The readership of this blog has been growing rapidly of late. Part of the new crowd, to judge from the Comments and my Twitter feed, is comprised of conservatives who apparently read this stuff as a form of aerobic exercise: Stimulate the heart rate through aggravation.
One brave Tweeter recently responded to my disparaging comments about Phil Scott’s letter touting “concerning reports,” anonymous, that the Shumlin administration was trying to shoehorn political job-holders into regular state positions.
Scott has kept quiet about the letter ever since, so methinks he realized he had no evidence beyond, according to his office, one single inside source.
(Either that, or somebody told him to STFU because Jim Douglas did exactly that during his exit from office.)
This Tweeter referred to a report on Vermont Watchdog about the allegations, and cited it as the kind of quality journalism that I’d failed to produce.
Well, as you already know, Watchdog is a place where they spell “quality” with a “K”, but I thought I’d better take a look at the article.
I suppose they couldn’t change the timetable, but two of Vermont’s biggest unions picked a bad time to release their endorsements for governor and lieutenant governor.
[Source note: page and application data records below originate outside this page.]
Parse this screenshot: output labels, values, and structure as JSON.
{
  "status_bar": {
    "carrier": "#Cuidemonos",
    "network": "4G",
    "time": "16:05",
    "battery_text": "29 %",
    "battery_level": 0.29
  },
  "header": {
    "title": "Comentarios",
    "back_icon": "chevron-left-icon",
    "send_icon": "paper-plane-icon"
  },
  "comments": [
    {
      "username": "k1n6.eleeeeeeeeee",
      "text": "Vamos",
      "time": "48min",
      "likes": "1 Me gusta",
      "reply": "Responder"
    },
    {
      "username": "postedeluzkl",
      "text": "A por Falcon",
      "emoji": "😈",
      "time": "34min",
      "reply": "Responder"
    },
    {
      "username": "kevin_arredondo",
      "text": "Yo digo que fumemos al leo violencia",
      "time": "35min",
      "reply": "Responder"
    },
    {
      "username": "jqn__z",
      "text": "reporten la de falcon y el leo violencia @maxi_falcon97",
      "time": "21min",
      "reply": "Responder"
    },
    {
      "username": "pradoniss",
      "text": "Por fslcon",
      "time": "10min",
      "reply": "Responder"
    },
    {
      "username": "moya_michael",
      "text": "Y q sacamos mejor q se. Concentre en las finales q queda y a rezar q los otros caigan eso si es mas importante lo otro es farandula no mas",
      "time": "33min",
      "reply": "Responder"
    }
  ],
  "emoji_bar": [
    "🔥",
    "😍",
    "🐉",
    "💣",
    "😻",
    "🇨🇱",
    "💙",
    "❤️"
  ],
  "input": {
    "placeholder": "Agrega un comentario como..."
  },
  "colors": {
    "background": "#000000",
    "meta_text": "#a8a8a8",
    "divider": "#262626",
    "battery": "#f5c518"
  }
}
They were revealed on Tuesday, when practically all eyes were turned toward the last round of presidential primaries — and the few remaining eyes were focused on Governor Shumlin’s veto of S.230 and the legislative effort to rewrite the bill or override the veto.
But let’s not allow the nods to vanish into the mists of history just yet, because they are likely to carry great weight in our new, improved, low-turnout August primary.
The Vermont State Employees Association and the Vermont Labor Council AFL-CIO both opted for Matt Dunne for governor, and David Zuckerman for lieutenant governor. Last week, the VSEA’s legislative committee recommended Galbraith to its members, but the board of trustees went with Dunne after taking a straw poll among the union membership.
In both races, the unions opted for the person least associated with the Shumlin administration and the Democratic legislative caucuses. I guess that’s not surprising, given VSEA’s very contentious relationship with the administration. Just think of it as another of Shumlin’s little gifts to the Democrats who would succeed him.
The second third of Paul Heintz’ “Fair Game” column delivered a bombshell for those of us who follow — and root for — our dwindling media sector.
The Burlington Free Press has begun to — not once, but routinely — publish bespoke content written by interested parties, formatted and presented as if it were actual news.
Recently I caught one instance of this disturbing trend: the Free Press ran an article on the Q Burke Resort (before it was de-Q’d) — written by the resort’s PR person. It ran as a news story; the writer’s affiliation was not identified until a small note at the end of the piece.
The timing was unfortunate, since the article was published only a few days before the SEC came swooping down on the Stenger/Quiros operation.
What Heintz has done goes way beyond my isolated discovery. He runs down a lengthy list of articles, formatted and presented as news, in space supposedly reserved for journalism, that were provided by interested third parties.